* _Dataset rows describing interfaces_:
== == ==

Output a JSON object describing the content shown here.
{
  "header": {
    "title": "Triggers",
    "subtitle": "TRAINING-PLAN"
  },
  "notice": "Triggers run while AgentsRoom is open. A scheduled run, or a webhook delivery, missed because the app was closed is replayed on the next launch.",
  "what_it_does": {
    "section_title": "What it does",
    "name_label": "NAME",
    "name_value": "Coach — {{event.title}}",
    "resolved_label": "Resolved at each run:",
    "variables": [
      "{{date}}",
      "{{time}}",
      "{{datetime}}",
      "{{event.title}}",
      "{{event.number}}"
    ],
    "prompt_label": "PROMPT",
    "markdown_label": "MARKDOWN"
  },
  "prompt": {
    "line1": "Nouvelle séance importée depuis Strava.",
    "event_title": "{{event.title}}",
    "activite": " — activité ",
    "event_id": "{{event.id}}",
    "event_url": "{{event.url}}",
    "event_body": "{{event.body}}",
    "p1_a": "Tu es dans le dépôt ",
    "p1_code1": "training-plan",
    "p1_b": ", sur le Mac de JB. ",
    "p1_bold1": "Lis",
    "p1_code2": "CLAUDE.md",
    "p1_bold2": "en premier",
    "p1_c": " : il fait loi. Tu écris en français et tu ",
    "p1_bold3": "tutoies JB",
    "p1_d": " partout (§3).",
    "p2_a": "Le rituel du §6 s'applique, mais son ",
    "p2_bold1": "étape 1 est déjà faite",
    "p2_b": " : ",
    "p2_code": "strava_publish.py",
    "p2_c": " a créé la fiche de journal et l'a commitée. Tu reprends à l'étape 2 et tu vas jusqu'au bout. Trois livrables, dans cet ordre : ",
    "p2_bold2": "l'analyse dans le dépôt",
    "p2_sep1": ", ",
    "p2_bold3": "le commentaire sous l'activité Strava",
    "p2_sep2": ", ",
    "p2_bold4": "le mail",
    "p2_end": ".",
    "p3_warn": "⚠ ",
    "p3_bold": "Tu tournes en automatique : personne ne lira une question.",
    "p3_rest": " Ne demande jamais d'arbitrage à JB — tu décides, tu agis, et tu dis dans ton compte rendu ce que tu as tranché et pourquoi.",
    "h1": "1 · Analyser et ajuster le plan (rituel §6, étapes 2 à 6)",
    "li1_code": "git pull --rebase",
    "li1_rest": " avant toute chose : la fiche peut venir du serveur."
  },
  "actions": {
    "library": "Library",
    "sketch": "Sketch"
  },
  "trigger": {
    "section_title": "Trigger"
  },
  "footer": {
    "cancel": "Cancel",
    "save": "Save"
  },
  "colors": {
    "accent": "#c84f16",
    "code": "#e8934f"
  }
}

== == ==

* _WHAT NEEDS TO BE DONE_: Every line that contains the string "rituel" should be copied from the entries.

* _TASK SOLUTION_:
    "p2_a": "Le rituel du §6 s'applique, mais son ",
    "h1": "1 · Analyser et ajuster le plan (rituel §6, étapes 2 à 6)",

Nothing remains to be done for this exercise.